[Entries taken from a collection]
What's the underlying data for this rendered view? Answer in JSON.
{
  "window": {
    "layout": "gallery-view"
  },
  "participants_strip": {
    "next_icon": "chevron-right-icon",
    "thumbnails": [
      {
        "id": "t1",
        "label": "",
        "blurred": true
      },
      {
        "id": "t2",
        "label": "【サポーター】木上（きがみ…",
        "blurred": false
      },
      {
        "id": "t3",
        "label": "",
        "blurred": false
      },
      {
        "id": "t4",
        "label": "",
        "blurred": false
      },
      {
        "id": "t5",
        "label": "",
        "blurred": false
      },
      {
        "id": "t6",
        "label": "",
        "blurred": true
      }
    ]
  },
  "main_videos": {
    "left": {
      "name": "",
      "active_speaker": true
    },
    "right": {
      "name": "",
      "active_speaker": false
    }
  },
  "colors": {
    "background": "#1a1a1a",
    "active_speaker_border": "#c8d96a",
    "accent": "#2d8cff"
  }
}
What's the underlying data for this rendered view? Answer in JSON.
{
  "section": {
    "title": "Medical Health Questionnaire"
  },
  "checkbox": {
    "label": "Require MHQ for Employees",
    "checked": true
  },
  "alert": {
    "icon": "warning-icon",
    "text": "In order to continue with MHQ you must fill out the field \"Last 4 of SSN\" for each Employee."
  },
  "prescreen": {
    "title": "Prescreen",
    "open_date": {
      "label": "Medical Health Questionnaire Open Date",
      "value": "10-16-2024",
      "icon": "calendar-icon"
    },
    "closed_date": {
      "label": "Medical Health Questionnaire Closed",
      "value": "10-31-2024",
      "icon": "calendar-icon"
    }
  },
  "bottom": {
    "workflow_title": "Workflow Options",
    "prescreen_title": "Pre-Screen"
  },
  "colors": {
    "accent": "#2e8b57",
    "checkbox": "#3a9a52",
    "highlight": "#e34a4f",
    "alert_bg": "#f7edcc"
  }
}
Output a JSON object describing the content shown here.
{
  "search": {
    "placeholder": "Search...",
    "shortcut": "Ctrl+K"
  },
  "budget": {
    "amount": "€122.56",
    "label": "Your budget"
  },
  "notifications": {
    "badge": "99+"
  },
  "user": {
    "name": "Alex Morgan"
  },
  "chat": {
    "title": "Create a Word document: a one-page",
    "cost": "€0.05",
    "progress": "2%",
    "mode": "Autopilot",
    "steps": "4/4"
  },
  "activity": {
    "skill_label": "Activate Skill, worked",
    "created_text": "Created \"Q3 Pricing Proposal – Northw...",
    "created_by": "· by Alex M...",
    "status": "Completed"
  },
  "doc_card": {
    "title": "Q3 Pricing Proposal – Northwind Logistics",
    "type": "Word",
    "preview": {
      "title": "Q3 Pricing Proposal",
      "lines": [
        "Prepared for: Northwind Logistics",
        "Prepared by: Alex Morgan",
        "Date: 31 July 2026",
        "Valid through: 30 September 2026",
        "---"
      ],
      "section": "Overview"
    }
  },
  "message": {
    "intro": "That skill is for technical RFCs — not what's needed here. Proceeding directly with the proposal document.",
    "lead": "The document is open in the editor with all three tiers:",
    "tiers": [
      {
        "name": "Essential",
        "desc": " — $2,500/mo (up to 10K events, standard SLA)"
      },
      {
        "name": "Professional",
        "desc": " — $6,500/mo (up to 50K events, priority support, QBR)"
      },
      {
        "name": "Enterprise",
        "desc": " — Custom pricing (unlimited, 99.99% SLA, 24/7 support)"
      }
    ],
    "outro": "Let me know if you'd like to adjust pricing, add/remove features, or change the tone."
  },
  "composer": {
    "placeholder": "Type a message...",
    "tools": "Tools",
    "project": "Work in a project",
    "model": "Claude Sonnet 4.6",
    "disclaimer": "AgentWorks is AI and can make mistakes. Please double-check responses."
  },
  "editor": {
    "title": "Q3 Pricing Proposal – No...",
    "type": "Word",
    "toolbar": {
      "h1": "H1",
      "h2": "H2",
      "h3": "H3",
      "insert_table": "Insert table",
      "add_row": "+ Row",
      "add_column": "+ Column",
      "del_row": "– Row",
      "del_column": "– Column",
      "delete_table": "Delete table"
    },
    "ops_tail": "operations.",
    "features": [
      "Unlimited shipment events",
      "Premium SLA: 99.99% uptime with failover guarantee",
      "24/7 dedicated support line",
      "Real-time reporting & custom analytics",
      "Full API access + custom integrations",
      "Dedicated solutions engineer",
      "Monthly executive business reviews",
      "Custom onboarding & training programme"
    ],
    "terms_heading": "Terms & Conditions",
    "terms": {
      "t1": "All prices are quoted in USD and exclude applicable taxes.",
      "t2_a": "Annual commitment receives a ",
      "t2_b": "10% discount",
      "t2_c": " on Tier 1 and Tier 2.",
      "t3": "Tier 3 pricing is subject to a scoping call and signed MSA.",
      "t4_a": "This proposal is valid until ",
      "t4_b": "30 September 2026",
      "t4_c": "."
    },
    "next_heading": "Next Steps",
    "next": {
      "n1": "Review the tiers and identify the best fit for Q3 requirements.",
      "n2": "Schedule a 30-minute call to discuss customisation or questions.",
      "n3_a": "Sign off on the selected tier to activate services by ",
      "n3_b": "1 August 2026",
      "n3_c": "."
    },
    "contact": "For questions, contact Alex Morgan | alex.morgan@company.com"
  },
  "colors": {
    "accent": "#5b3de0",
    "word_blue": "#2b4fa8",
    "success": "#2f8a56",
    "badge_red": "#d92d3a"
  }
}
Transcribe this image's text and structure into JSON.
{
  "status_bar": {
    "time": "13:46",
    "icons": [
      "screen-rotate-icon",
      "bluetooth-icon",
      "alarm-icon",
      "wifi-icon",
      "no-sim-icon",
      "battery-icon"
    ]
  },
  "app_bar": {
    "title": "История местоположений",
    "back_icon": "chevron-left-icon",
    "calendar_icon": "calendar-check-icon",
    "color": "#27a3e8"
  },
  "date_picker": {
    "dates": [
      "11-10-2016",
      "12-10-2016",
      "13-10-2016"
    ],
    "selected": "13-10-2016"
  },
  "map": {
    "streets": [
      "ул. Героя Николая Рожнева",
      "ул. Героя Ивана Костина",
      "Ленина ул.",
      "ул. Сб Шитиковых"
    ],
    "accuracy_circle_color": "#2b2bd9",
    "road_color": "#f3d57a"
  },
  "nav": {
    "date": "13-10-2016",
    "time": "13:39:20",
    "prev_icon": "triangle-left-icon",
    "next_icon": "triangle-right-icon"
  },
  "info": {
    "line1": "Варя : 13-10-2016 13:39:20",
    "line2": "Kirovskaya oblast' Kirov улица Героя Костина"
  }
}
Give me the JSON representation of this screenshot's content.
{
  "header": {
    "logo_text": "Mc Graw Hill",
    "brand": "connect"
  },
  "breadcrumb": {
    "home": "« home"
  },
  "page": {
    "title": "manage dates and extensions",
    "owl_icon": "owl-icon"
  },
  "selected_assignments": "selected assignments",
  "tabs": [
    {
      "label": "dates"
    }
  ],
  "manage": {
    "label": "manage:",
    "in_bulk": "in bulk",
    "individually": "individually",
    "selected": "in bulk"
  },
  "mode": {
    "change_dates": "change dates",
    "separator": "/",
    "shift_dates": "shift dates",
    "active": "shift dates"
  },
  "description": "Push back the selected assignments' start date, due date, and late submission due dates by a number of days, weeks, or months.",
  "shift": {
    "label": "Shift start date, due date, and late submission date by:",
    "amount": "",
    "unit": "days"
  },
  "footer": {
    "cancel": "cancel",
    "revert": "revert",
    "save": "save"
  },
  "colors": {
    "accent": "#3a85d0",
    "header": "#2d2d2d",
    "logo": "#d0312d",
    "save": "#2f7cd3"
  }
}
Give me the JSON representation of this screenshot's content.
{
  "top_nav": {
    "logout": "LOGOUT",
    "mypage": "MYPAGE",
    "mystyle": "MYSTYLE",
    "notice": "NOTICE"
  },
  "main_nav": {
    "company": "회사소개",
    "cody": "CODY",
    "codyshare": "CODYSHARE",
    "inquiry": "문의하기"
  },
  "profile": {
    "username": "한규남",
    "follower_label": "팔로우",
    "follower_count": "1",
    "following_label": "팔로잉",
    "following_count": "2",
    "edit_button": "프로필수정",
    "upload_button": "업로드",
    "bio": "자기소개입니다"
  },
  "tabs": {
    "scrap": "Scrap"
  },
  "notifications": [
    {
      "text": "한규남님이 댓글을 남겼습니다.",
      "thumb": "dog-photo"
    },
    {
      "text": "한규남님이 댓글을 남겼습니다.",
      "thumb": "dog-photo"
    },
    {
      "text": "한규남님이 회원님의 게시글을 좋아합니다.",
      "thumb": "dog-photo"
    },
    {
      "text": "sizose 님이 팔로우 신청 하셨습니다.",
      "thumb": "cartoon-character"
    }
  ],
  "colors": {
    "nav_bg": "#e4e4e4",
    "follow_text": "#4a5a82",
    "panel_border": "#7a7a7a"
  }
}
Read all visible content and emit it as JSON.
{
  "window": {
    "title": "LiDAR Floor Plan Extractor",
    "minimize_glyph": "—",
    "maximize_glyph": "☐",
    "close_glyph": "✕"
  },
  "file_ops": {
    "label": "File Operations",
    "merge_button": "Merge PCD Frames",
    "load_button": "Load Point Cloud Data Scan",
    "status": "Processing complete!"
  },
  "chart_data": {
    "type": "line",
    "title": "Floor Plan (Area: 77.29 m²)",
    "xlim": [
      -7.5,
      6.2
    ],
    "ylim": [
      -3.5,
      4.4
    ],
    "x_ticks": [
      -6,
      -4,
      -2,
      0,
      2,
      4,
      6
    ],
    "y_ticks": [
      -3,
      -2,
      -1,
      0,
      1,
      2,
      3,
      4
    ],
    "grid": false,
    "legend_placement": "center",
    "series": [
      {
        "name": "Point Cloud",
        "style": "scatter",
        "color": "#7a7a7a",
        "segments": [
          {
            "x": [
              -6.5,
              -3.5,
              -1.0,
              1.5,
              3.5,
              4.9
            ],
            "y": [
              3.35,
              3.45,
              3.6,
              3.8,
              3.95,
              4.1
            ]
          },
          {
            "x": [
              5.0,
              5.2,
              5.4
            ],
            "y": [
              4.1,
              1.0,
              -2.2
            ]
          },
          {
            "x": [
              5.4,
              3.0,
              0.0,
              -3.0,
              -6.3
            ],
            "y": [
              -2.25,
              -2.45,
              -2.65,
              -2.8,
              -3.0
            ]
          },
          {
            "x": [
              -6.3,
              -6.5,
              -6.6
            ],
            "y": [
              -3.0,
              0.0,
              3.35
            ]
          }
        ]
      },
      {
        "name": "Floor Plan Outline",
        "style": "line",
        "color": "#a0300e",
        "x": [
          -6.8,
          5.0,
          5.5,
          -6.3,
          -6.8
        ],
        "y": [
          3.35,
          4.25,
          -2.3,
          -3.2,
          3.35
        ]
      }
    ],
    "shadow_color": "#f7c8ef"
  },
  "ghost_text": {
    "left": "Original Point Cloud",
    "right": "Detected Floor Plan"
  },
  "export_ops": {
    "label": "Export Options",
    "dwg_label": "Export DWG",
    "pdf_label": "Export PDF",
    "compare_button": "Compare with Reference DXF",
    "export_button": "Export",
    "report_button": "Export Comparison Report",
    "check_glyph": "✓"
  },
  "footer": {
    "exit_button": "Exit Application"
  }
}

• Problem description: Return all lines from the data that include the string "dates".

• Solved problem:
    "dates": [
    "title": "manage dates and extensions",
      "label": "dates"
    "change_dates": "change dates",
    "shift_dates": "shift dates",
    "active": "shift dates"
  "description": "Push back the selected assignments' start date, due date, and late submission due dates by a number of days, weeks, or months.",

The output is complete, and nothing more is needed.